*PROBLEM:*
Below are some records. Print all of them exactly as they appear.
+ + + + +
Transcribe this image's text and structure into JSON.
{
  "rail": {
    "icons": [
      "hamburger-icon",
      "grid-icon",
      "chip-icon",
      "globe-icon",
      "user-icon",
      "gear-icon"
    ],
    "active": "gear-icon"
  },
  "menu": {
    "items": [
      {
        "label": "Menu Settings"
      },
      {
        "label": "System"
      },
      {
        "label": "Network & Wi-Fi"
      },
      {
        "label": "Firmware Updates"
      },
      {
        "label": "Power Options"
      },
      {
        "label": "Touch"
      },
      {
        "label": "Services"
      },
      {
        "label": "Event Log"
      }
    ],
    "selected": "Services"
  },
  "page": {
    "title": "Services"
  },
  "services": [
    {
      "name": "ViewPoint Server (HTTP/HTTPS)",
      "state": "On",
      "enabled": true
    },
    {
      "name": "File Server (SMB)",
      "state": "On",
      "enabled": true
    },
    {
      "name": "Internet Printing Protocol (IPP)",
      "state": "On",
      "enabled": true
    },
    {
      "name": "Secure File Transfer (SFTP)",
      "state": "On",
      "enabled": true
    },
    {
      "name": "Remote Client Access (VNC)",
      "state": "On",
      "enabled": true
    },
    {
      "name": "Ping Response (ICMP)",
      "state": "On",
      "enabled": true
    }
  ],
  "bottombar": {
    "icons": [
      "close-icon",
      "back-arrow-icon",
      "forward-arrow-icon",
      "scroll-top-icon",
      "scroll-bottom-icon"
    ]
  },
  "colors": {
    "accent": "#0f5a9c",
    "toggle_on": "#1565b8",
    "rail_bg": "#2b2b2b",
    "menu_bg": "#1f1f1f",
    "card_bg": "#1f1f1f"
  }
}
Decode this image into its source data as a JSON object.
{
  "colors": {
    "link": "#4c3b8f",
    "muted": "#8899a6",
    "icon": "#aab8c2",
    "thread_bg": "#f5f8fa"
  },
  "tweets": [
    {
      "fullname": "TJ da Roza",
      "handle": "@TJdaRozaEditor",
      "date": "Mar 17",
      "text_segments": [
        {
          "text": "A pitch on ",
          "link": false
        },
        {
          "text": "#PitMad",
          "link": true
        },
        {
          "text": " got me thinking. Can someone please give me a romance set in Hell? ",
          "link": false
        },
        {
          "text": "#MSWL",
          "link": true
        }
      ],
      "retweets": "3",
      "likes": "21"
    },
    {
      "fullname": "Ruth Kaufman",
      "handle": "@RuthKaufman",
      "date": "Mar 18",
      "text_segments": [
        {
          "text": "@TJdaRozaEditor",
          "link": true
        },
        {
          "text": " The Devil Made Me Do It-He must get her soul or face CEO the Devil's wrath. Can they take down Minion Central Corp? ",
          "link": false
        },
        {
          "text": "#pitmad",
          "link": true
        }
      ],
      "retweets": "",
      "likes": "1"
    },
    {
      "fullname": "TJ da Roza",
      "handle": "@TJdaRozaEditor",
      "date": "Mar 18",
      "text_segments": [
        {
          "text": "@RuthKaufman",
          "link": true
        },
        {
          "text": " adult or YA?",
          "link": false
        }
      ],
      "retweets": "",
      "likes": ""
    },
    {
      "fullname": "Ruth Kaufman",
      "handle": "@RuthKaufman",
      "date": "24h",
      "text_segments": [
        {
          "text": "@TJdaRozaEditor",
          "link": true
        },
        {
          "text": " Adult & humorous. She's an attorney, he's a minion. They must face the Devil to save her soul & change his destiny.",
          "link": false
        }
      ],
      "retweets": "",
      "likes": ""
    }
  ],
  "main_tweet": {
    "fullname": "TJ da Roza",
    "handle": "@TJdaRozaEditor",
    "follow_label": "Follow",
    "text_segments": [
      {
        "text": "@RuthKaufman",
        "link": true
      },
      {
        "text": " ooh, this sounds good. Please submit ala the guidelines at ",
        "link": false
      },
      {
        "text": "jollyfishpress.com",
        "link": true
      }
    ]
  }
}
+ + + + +
*RESPONSE BOX:*
Transcribe this image's text and structure into JSON.
{
  "rail": {
    "icons": [
      "hamburger-icon",
      "grid-icon",
      "chip-icon",
      "globe-icon",
      "user-icon",
      "gear-icon"
    ],
    "active": "gear-icon"
  },
  "menu": {
    "items": [
      {
        "label": "Menu Settings"
      },
      {
        "label": "System"
      },
      {
        "label": "Network & Wi-Fi"
      },
      {
        "label": "Firmware Updates"
      },
      {
        "label": "Power Options"
      },
      {
        "label": "Touch"
      },
      {
        "label": "Services"
      },
      {
        "label": "Event Log"
      }
    ],
    "selected": "Services"
  },
  "page": {
    "title": "Services"
  },
  "services": [
    {
      "name": "ViewPoint Server (HTTP/HTTPS)",
      "state": "On",
      "enabled": true
    },
    {
      "name": "File Server (SMB)",
      "state": "On",
      "enabled": true
    },
    {
      "name": "Internet Printing Protocol (IPP)",
      "state": "On",
      "enabled": true
    },
    {
      "name": "Secure File Transfer (SFTP)",
      "state": "On",
      "enabled": true
    },
    {
      "name": "Remote Client Access (VNC)",
      "state": "On",
      "enabled": true
    },
    {
      "name": "Ping Response (ICMP)",
      "state": "On",
      "enabled": true
    }
  ],
  "bottombar": {
    "icons": [
      "close-icon",
      "back-arrow-icon",
      "forward-arrow-icon",
      "scroll-top-icon",
      "scroll-bottom-icon"
    ]
  },
  "colors": {
    "accent": "#0f5a9c",
    "toggle_on": "#1565b8",
    "rail_bg": "#2b2b2b",
    "menu_bg": "#1f1f1f",
    "card_bg": "#1f1f1f"
  }
}
Decode this image into its source data as a JSON object.
{
  "colors": {
    "link": "#4c3b8f",
    "muted": "#8899a6",
    "icon": "#aab8c2",
    "thread_bg": "#f5f8fa"
  },
  "tweets": [
    {
      "fullname": "TJ da Roza",
      "handle": "@TJdaRozaEditor",
      "date": "Mar 17",
      "text_segments": [
        {
          "text": "A pitch on ",
          "link": false
        },
        {
          "text": "#PitMad",
          "link": true
        },
        {
          "text": " got me thinking. Can someone please give me a romance set in Hell? ",
          "link": false
        },
        {
          "text": "#MSWL",
          "link": true
        }
      ],
      "retweets": "3",
      "likes": "21"
    },
    {
      "fullname": "Ruth Kaufman",
      "handle": "@RuthKaufman",
      "date": "Mar 18",
      "text_segments": [
        {
          "text": "@TJdaRozaEditor",
          "link": true
        },
        {
          "text": " The Devil Made Me Do It-He must get her soul or face CEO the Devil's wrath. Can they take down Minion Central Corp? ",
          "link": false
        },
        {
          "text": "#pitmad",
          "link": true
        }
      ],
      "retweets": "",
      "likes": "1"
    },
    {
      "fullname": "TJ da Roza",
      "handle": "@TJdaRozaEditor",
      "date": "Mar 18",
      "text_segments": [
        {
          "text": "@RuthKaufman",
          "link": true
        },
        {
          "text": " adult or YA?",
          "link": false
        }
      ],
      "retweets": "",
      "likes": ""
    },
    {
      "fullname": "Ruth Kaufman",
      "handle": "@RuthKaufman",
      "date": "24h",
      "text_segments": [
        {
          "text": "@TJdaRozaEditor",
          "link": true
        },
        {
          "text": " Adult & humorous. She's an attorney, he's a minion. They must face the Devil to save her soul & change his destiny.",
          "link": false
        }
      ],
      "retweets": "",
      "likes": ""
    }
  ],
  "main_tweet": {
    "fullname": "TJ da Roza",
    "handle": "@TJdaRozaEditor",
    "follow_label": "Follow",
    "text_segments": [
      {
        "text": "@RuthKaufman",
        "link": true
      },
      {
        "text": " ooh, this sounds good. Please submit ala the guidelines at ",
        "link": false
      },
      {
        "text": "jollyfishpress.com",
        "link": true
      }
    ]
  }
}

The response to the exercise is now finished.